# Calculation Of Resulting 2D Image After Lens

This is a tough question! I would like to calculate how an image (a real 2D photograph) looks if I place a lens at a certain distance d1 from it and I observe it at a certain distance $d_2$.

It is frustrating. All textbook always only treat 1D Images.

Geometric distorsion:

1. Image (2D photograph) 1. I place a lens at a certain distance d1 above my image and look at the lens at a certain distance $d_2$. This is what I would get: I have looked into Ray transfer matrix analysis, but I could't figure out how to compute such a distorsion of the image, which is also coherent with physics.

Image blurr

Another effect of a lens, is that things can appear in focus or out of focus depending on the focal distance $f$ and your position $d_2$.

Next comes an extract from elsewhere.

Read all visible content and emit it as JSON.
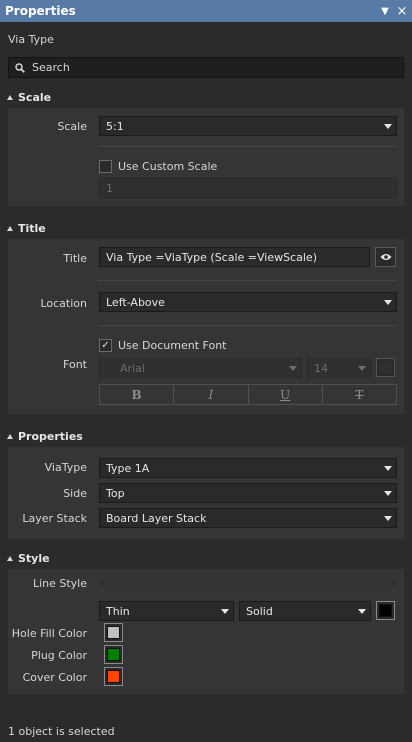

1. Image in focus $d2=f$ 1. Image out of focus $d2 < f$ or $d2 > f$ In the end I would like to write a neat mathematica code, in which you can import an image and based on the parameters, $d1$, $f$ and $d2$ it will create the resulting image, including distorsion and blurr in a physical meaningfull way.

But first I need to understand the physics correctly. :)

I would highly appreciate any help! :)

First, one needs to understand that there may be additional lenses, such as the one in your eye or in the camera that help to produce the image that your see. If we ignore such a lens and consider only one lens then one can compute the result as follows. (One can include the additional lenses, but then computation would need a few extra steps.)

Let's assume there is an object at $$z=0$$, scattering light toward an observer (in the $$z$$-direction). Between the object and the observer ther is a lens located at $$z=L_1$$ and the observer is located at $$z=L_2>L_1$$.

The light shown in your images is poly-chromatic (consist of multiple colours). So you'll need to perform the calculation for all the different colours and then add the results.

The first step is the perform the free space propagation of the light coming from the object. The general expression takes the form $$g(u,v) = \int f(x,y) K_z(u-x,v-y) dx dy .$$ Here $$f(x,y)$$ is the two-dimensional function of the light field coming from the object, in the plane of the object; $$g(u,v)$$ is the light field at a location $$z$$; and $$K_z(u-x,v-y)$$ is the appropriate kernel function for propagation of the light over a distance $$z$$. The nature of the kernel function depends on the nature of the light, namely, whether it is coherent, or incoherent. In case the light is coherent, the kernel is given by the Fresnel kernel $$K_z(u-x,v-y) = \Phi(u-x,v-y) ,$$ where $$\Phi(x,y) = \frac{i}{\lambda z} \exp\left[\frac{-i\pi}{\lambda z}(x^2+y^2)\right] .$$ (Here, I've used the convention that phase increases with time.) The kernel function in the case of incoherent imagining is a bit more complicated. In general one needs to consider the propagation of the mutual coherence function of the optical field, which is the correlation function of the optical field with itself, each of which is propagated as if it is a coherent field. See for instance the van Cittert-Zernike theorem.

So the idea is now to propagate the light all the way to the lens. Then one multiplies the light field with the transmission function of the lens, which is given by $$t(x,y) = \exp\left[\frac{i\pi}{\lambda f}(x^2+y^2)\right] ,$$ where $$f$$ is the focal length of the lens. The result after the lens is then propagated again over the distance between the lens and the observer. Again, the situation is a bit more involved with incoherent light. I suggest you read up on optical transfer functions for a general treatment.

You'll notice that the expressions depend on the wavelength $$\lambda$$. So if the image contains multiple colours one needs to perform this computation for all the different wavelengths (colours) and then add (or integrate over) the results in the end.

• 1. Propagation through air: Indeed the propagation process can be expressed as a convolution integral $g(x,y)=\int\int g(x,y)K_{z}(u,v;x,y)dxdy$, but the propagation kernel, as in equation 1.98 looks different to me than in the book. Why is that ? – henry Oct 28 '16 at 15:19
• 2. In the Paraxial Approximation of the lens (Fresnel), the propagation kernel also ads a $e^{-ikz}$ ( I think that k is the wavenumber). Why don't you add it ? – henry Oct 28 '16 at 15:20